Abbe Trustee Featured in The Bangor Daily News

Image courtesy of Matthew Polstein

Abbe Trustee Jennifer Neptune, Penobscot, is featured in The Bangor Daily News! An excerpt from the article is below.

Jennifer Sapiel Neptune — artist, anthropologist, educator and member of the Penobscot Nation — has integrated her myriad skills to intertwine the past and the present, giving life to the future of her community. Her most recent reproduction from Penobscot history was a ceremonial headdress, cuffs and a collar, hand-decorated with intricate beadwork. It took Jennifer hundreds of hours to make the pieces, but the craft was only part of the job. It also was important to infuse the three garments with the spirit of their heritage. So Jennifer embarked upon a journey with them, all over the state of Maine.

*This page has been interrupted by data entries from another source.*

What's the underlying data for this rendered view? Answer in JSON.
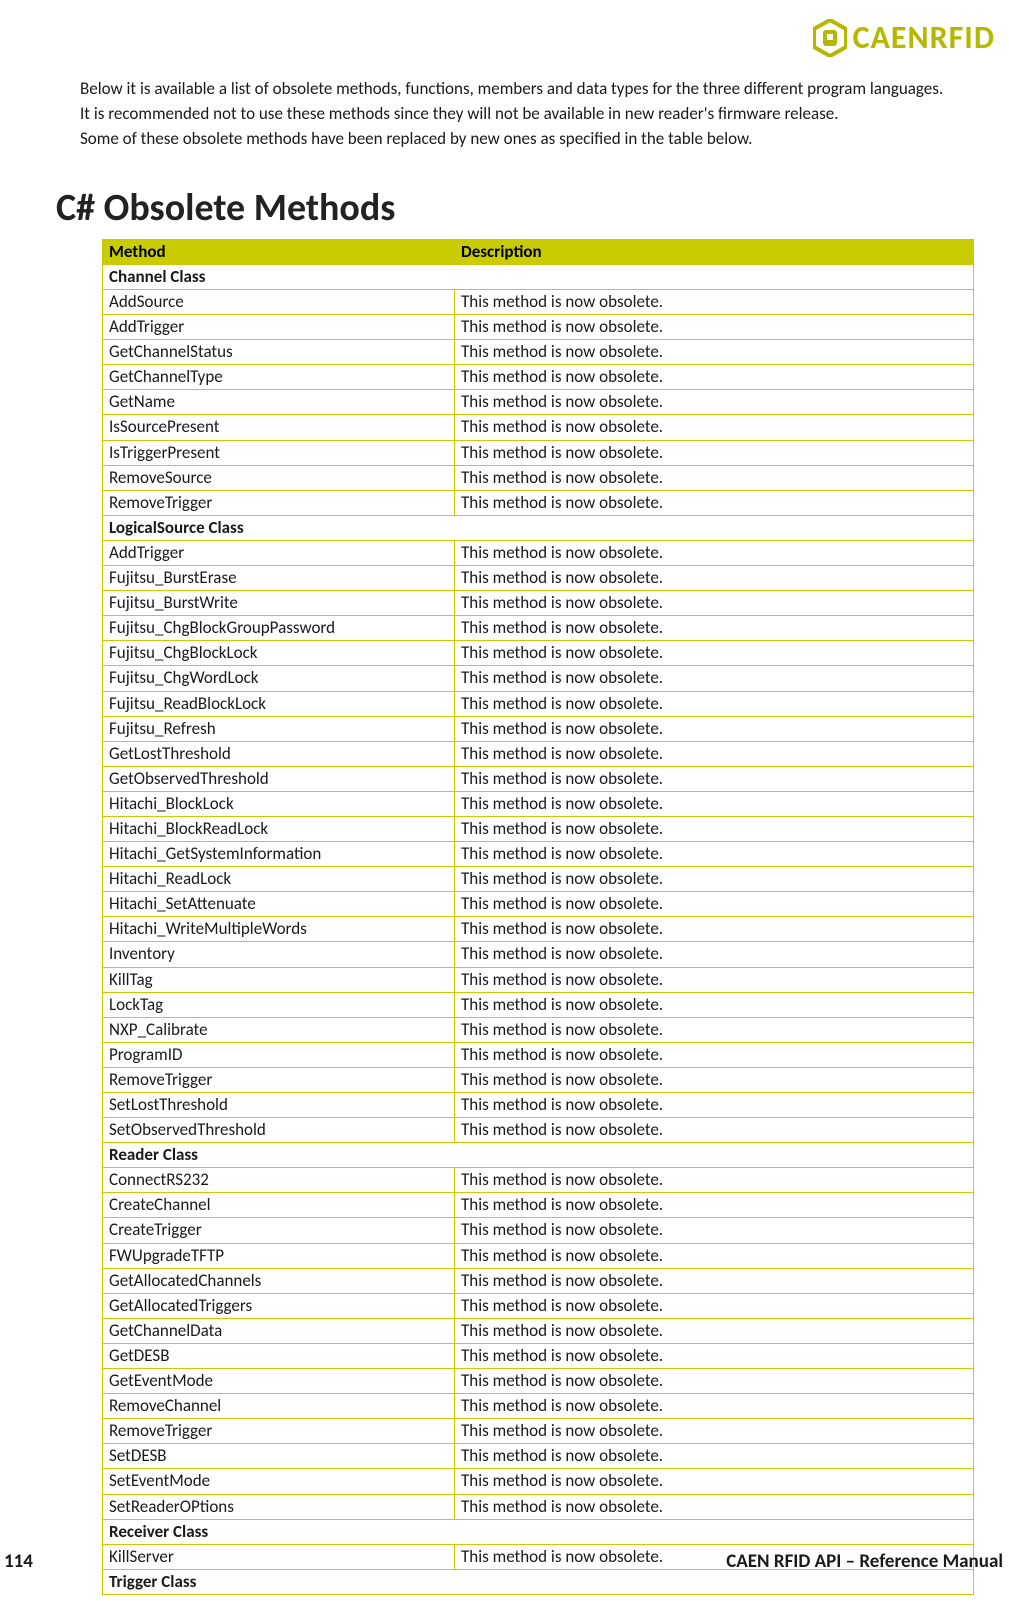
{
  "logo_text": "CAENRFID",
  "intro": {
    "p1": "Below it is available a list of obsolete methods, functions, members and data types for the three different program languages.",
    "p2": "It is recommended not to use these methods since they will not be available in new reader's firmware release.",
    "p3": "Some of these obsolete methods have been replaced by new ones as specified in the table below."
  },
  "section_title": "C# Obsolete Methods",
  "columns": {
    "method": "Method",
    "description": "Description"
  },
  "obsolete_desc": "This method is now obsolete.",
  "classes": [
    {
      "name": "Channel Class",
      "methods": [
        "AddSource",
        "AddTrigger",
        "GetChannelStatus",
        "GetChannelType",
        "GetName",
        "IsSourcePresent",
        "IsTriggerPresent",
        "RemoveSource",
        "RemoveTrigger"
      ]
    },
    {
      "name": "LogicalSource Class",
      "methods": [
        "AddTrigger",
        "Fujitsu_BurstErase",
        "Fujitsu_BurstWrite",
        "Fujitsu_ChgBlockGroupPassword",
        "Fujitsu_ChgBlockLock",
        "Fujitsu_ChgWordLock",
        "Fujitsu_ReadBlockLock",
        "Fujitsu_Refresh",
        "GetLostThreshold",
        "GetObservedThreshold",
        "Hitachi_BlockLock",
        "Hitachi_BlockReadLock",
        "Hitachi_GetSystemInformation",
        "Hitachi_ReadLock",
        "Hitachi_SetAttenuate",
        "Hitachi_WriteMultipleWords",
        "Inventory",
        "KillTag",
        "LockTag",
        "NXP_Calibrate",
        "ProgramID",
        "RemoveTrigger",
        "SetLostThreshold",
        "SetObservedThreshold"
      ]
    },
    {
      "name": "Reader Class",
      "methods": [
        "ConnectRS232",
        "CreateChannel",
        "CreateTrigger",
        "FWUpgradeTFTP",
        "GetAllocatedChannels",
        "GetAllocatedTriggers",
        "GetChannelData",
        "GetDESB",
        "GetEventMode",
        "RemoveChannel",
        "RemoveTrigger",
        "SetDESB",
        "SetEventMode",
        "SetReaderOPtions"
      ]
    },
    {
      "name": "Receiver Class",
      "methods": [
        "KillServer"
      ]
    },
    {
      "name": "Trigger Class",
      "methods": []
    }
  ],
  "footer": {
    "page_num": "114",
    "doc_title": "CAEN RFID API – Reference Manual"
  }
}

I first met Jennifer four years ago, when I wrote a story about her basketry. Jennifer has been interested in artifacts and historic, native craftwork since her youth.

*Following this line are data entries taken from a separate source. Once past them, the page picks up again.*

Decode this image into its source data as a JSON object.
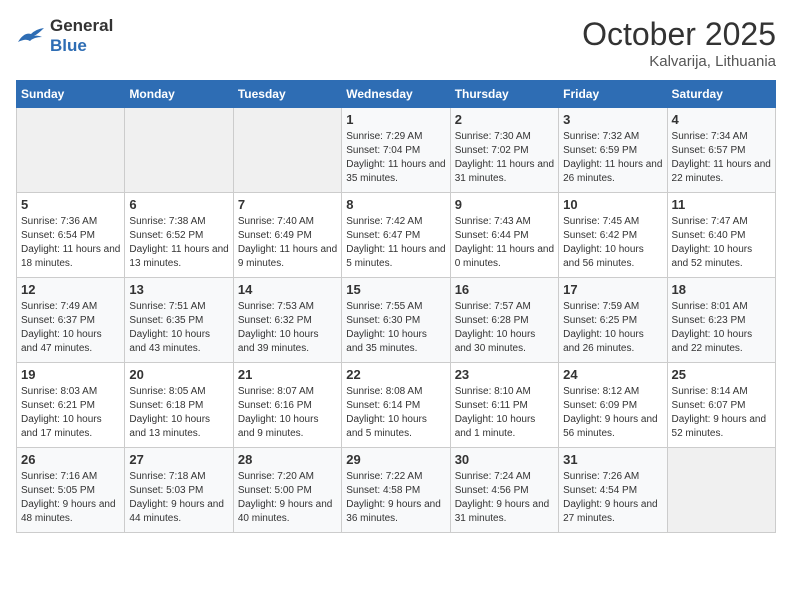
{
  "header": {
    "logo_general": "General",
    "logo_blue": "Blue",
    "month": "October 2025",
    "location": "Kalvarija, Lithuania"
  },
  "days_of_week": [
    "Sunday",
    "Monday",
    "Tuesday",
    "Wednesday",
    "Thursday",
    "Friday",
    "Saturday"
  ],
  "weeks": [
    [
      {
        "day": "",
        "sunrise": "",
        "sunset": "",
        "daylight": ""
      },
      {
        "day": "",
        "sunrise": "",
        "sunset": "",
        "daylight": ""
      },
      {
        "day": "",
        "sunrise": "",
        "sunset": "",
        "daylight": ""
      },
      {
        "day": "1",
        "sunrise": "Sunrise: 7:29 AM",
        "sunset": "Sunset: 7:04 PM",
        "daylight": "Daylight: 11 hours and 35 minutes."
      },
      {
        "day": "2",
        "sunrise": "Sunrise: 7:30 AM",
        "sunset": "Sunset: 7:02 PM",
        "daylight": "Daylight: 11 hours and 31 minutes."
      },
      {
        "day": "3",
        "sunrise": "Sunrise: 7:32 AM",
        "sunset": "Sunset: 6:59 PM",
        "daylight": "Daylight: 11 hours and 26 minutes."
      },
      {
        "day": "4",
        "sunrise": "Sunrise: 7:34 AM",
        "sunset": "Sunset: 6:57 PM",
        "daylight": "Daylight: 11 hours and 22 minutes."
      }
    ],
    [
      {
        "day": "5",
        "sunrise": "Sunrise: 7:36 AM",
        "sunset": "Sunset: 6:54 PM",
        "daylight": "Daylight: 11 hours and 18 minutes."
      },
      {
        "day": "6",
        "sunrise": "Sunrise: 7:38 AM",
        "sunset": "Sunset: 6:52 PM",
        "daylight": "Daylight: 11 hours and 13 minutes."
      },
      {
        "day": "7",
        "sunrise": "Sunrise: 7:40 AM",
        "sunset": "Sunset: 6:49 PM",
        "daylight": "Daylight: 11 hours and 9 minutes."
      },
      {
        "day": "8",
        "sunrise": "Sunrise: 7:42 AM",
        "sunset": "Sunset: 6:47 PM",
        "daylight": "Daylight: 11 hours and 5 minutes."
      },
      {
        "day": "9",
        "sunrise": "Sunrise: 7:43 AM",
        "sunset": "Sunset: 6:44 PM",
        "daylight": "Daylight: 11 hours and 0 minutes."
      },
      {
        "day": "10",
        "sunrise": "Sunrise: 7:45 AM",
        "sunset": "Sunset: 6:42 PM",
        "daylight": "Daylight: 10 hours and 56 minutes."
      },
      {
        "day": "11",
        "sunrise": "Sunrise: 7:47 AM",
        "sunset": "Sunset: 6:40 PM",
        "daylight": "Daylight: 10 hours and 52 minutes."
      }
    ],
    [
      {
        "day": "12",
        "sunrise": "Sunrise: 7:49 AM",
        "sunset": "Sunset: 6:37 PM",
        "daylight": "Daylight: 10 hours and 47 minutes."
      },
      {
        "day": "13",
        "sunrise": "Sunrise: 7:51 AM",
        "sunset": "Sunset: 6:35 PM",
        "daylight": "Daylight: 10 hours and 43 minutes."
      },
      {
        "day": "14",
        "sunrise": "Sunrise: 7:53 AM",
        "sunset": "Sunset: 6:32 PM",
        "daylight": "Daylight: 10 hours and 39 minutes."
      },
      {
        "day": "15",
        "sunrise": "Sunrise: 7:55 AM",
        "sunset": "Sunset: 6:30 PM",
        "daylight": "Daylight: 10 hours and 35 minutes."
      },
      {
        "day": "16",
        "sunrise": "Sunrise: 7:57 AM",
        "sunset": "Sunset: 6:28 PM",
        "daylight": "Daylight: 10 hours and 30 minutes."
      },
      {
        "day": "17",
        "sunrise": "Sunrise: 7:59 AM",
        "sunset": "Sunset: 6:25 PM",
        "daylight": "Daylight: 10 hours and 26 minutes."
      },
      {
        "day": "18",
        "sunrise": "Sunrise: 8:01 AM",
        "sunset": "Sunset: 6:23 PM",
        "daylight": "Daylight: 10 hours and 22 minutes."
      }
    ],
    [
      {
        "day": "19",
        "sunrise": "Sunrise: 8:03 AM",
        "sunset": "Sunset: 6:21 PM",
        "daylight": "Daylight: 10 hours and 17 minutes."
      },
      {
        "day": "20",
        "sunrise": "Sunrise: 8:05 AM",
        "sunset": "Sunset: 6:18 PM",
        "daylight": "Daylight: 10 hours and 13 minutes."
      },
      {
        "day": "21",
        "sunrise": "Sunrise: 8:07 AM",
        "sunset": "Sunset: 6:16 PM",
        "daylight": "Daylight: 10 hours and 9 minutes."
      },
      {
        "day": "22",
        "sunrise": "Sunrise: 8:08 AM",
        "sunset": "Sunset: 6:14 PM",
        "daylight": "Daylight: 10 hours and 5 minutes."
      },
      {
        "day": "23",
        "sunrise": "Sunrise: 8:10 AM",
        "sunset": "Sunset: 6:11 PM",
        "daylight": "Daylight: 10 hours and 1 minute."
      },
      {
        "day": "24",
        "sunrise": "Sunrise: 8:12 AM",
        "sunset": "Sunset: 6:09 PM",
        "daylight": "Daylight: 9 hours and 56 minutes."
      },
      {
        "day": "25",
        "sunrise": "Sunrise: 8:14 AM",
        "sunset": "Sunset: 6:07 PM",
        "daylight": "Daylight: 9 hours and 52 minutes."
      }
    ],
    [
      {
        "day": "26",
        "sunrise": "Sunrise: 7:16 AM",
        "sunset": "Sunset: 5:05 PM",
        "daylight": "Daylight: 9 hours and 48 minutes."
      },
      {
        "day": "27",
        "sunrise": "Sunrise: 7:18 AM",
        "sunset": "Sunset: 5:03 PM",
        "daylight": "Daylight: 9 hours and 44 minutes."
      },
      {
        "day": "28",
        "sunrise": "Sunrise: 7:20 AM",
        "sunset": "Sunset: 5:00 PM",
        "daylight": "Daylight: 9 hours and 40 minutes."
      },
      {
        "day": "29",
        "sunrise": "Sunrise: 7:22 AM",
        "sunset": "Sunset: 4:58 PM",
        "daylight": "Daylight: 9 hours and 36 minutes."
      },
      {
        "day": "30",
        "sunrise": "Sunrise: 7:24 AM",
        "sunset": "Sunset: 4:56 PM",
        "daylight": "Daylight: 9 hours and 31 minutes."
      },
      {
        "day": "31",
        "sunrise": "Sunrise: 7:26 AM",
        "sunset": "Sunset: 4:54 PM",
        "daylight": "Daylight: 9 hours and 27 minutes."
      },
      {
        "day": "",
        "sunrise": "",
        "sunset": "",
        "daylight": ""
      }
    ]
  ]
}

“As a teenager I went to the [University of Maine] library and read Native American books about my tribe and others,” she said. “There were these amazing black-and-white photographs of beadwork and baskets. I wanted to see them in color. I wanted to make them.”

Jennifer enrolled at the University of Maine as an anthropology major with the express purpose of being allowed access to the native artifacts in the collections of the Hudson Museum.

“I could see and touch them and really study them,” she said.

To read the article in its entirety, please visit the Bangor Daily News.

Wabanaki Antiques Expo

During the Wabanaki Antiques Expo held on Saturday, May 9th, four Master artists from the Wabanaki communities assembled to allow Abbe visitors to pick their brains for knowledge on pieces that wereor in some cases, were notmade by Wabanaki people. The panel included Master Basketmaker and beadworker Jennifer Neptune, Penobscot; Master Basketmaker Richard Silliboy, Micmac; Master Birchbark worker David Moses Bridges, Passamaquoddy; and Master Basketmaker and Museum Educator George Neptune, Passamaquoddy.

A wide range of objects were brought before the panel in hopes of having them identified. Tucked among several beaded "flapper" adornments and a few pieces of southwestern pottery were a few objects that piqued the panels' interest: the first object being a seal-skin belt, likely dating back to the Indian Encampments of Bar Harbor, making it easily one hundred years old.

While other objects were identified as "non-Wabanaki," including a shaker-style basket and several pieces of Southwestern pottery, many Wabanaki basketsboth utility and fancy styleswere brought in to be identified. While it's difficult to identify work by specific artists, the panelists were able to identify which tribes the baskets came from based on aesthetic trends from each community. The basket that brought up the most discussion: a red "sweetgrass flat" style purse with woven ash handles. A Potawatomi flute that dates back to the early 1800s also garnered a lot of discussion, and even some playing!

Hawk Henries, a member of the Nipmuck tribe, brought the flute in for the panelists to inspect. Hawk has a lot of experience enchanting audiences with flutes; he also crafts his own eastern woodlands flutes (out of a single piece of wood!). 

The final object discussed by the panel was a beaded leather jacket. According to the oral histories around the item, it was constructed nearly two-hundred years ago, with the beadwork eventually being added by an Ojibwe beadworker. Jennifer Neptune confirmed that the beadwork was in the Ojibwe style, however, the presence of thread in the seams and use of trade-cloth and "greased" beads led panelists to believe that the jacket was made after the Civil War when thread became much more accessible for Native peoples.